→ Task item:
Scan the data below and pick out the lines containing the word "TapTap".

++++++++++++++++++++

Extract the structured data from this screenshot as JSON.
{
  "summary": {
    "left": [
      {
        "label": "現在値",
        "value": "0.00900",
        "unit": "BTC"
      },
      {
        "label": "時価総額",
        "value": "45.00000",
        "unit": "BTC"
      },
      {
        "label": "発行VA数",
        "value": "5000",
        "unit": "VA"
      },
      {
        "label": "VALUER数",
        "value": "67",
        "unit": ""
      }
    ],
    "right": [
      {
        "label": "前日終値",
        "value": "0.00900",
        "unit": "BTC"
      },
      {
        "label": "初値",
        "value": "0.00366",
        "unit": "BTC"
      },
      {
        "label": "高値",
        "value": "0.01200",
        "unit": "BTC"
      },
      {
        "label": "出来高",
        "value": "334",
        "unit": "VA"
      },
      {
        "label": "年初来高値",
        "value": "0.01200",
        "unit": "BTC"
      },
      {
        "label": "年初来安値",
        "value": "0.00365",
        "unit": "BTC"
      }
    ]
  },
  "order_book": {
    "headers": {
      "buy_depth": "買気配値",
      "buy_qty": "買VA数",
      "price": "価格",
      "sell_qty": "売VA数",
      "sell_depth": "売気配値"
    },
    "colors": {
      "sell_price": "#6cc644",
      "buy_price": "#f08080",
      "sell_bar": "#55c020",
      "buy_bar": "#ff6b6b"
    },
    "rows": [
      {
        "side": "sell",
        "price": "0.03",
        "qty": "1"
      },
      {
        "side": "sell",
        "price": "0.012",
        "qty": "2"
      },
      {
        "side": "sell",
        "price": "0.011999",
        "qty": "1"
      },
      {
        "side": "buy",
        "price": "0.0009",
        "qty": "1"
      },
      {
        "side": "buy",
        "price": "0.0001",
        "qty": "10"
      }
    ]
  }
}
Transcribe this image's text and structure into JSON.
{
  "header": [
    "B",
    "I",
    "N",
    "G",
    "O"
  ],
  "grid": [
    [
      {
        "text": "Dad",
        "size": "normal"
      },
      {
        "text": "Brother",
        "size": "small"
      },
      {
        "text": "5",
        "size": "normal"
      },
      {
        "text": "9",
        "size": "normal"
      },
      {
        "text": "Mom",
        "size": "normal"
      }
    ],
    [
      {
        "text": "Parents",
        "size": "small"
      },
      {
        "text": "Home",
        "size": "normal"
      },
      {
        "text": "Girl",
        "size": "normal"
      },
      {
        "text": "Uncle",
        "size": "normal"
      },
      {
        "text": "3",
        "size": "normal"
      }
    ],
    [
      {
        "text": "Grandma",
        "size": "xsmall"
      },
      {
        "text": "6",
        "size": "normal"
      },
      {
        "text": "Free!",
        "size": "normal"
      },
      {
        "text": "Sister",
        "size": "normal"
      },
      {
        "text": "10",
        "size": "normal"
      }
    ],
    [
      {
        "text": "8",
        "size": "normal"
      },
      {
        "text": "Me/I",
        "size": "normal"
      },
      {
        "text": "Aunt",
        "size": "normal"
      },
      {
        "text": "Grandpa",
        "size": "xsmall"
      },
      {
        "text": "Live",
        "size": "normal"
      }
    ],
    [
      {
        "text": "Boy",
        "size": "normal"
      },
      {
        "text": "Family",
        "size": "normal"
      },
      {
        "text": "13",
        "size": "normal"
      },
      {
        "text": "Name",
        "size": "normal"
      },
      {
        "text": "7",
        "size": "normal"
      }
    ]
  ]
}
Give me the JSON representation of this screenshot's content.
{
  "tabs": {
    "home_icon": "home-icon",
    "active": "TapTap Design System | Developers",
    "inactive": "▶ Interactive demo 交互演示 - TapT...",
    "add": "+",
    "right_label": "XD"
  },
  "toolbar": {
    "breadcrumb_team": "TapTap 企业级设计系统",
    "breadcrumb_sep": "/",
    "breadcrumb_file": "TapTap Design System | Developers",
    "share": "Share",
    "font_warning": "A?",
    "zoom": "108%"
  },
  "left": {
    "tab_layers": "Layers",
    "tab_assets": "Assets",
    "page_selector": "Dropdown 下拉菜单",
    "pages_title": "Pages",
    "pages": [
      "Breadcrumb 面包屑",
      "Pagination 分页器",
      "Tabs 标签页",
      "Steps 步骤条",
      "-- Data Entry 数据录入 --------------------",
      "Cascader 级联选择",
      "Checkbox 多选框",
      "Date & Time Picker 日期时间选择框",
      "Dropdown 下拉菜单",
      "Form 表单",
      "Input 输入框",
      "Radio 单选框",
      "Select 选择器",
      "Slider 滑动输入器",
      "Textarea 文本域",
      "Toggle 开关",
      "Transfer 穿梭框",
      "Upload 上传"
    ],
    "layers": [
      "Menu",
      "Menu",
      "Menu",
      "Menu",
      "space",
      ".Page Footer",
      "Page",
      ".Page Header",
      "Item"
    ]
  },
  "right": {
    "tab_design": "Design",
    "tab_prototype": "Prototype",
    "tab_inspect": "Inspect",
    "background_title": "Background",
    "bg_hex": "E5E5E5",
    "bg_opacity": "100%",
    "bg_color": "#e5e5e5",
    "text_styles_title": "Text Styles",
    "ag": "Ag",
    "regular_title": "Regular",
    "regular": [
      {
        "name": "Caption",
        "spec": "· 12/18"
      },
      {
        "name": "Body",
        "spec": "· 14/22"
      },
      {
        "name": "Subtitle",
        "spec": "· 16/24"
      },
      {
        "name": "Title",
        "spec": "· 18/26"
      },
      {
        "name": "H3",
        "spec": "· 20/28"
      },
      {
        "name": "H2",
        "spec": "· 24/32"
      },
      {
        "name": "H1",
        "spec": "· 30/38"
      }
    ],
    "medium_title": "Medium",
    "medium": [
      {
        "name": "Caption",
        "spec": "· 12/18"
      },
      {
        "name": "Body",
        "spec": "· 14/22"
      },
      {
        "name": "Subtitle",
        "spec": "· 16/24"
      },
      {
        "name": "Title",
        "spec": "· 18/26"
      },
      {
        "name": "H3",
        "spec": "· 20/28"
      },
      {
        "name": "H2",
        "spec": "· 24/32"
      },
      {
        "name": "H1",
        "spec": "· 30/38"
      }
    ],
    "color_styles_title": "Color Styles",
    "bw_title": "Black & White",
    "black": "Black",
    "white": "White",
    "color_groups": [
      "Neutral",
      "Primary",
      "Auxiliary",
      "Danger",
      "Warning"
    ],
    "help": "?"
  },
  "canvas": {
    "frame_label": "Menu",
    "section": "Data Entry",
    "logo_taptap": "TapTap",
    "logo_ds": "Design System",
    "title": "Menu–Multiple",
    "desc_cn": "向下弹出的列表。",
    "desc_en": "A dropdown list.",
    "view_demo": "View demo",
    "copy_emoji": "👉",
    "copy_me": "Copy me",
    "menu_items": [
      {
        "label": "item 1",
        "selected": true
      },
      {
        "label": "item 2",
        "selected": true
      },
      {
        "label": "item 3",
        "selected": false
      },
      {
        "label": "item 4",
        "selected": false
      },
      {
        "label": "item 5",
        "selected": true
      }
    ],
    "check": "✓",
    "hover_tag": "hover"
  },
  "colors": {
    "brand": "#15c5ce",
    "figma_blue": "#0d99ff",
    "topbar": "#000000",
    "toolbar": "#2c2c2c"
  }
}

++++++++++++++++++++

→ Reply to the task:
    "active": "TapTap Design System | Developers",
    "breadcrumb_team": "TapTap 企业级设计系统",
    "breadcrumb_file": "TapTap Design System | Developers",
    "logo_taptap": "TapTap",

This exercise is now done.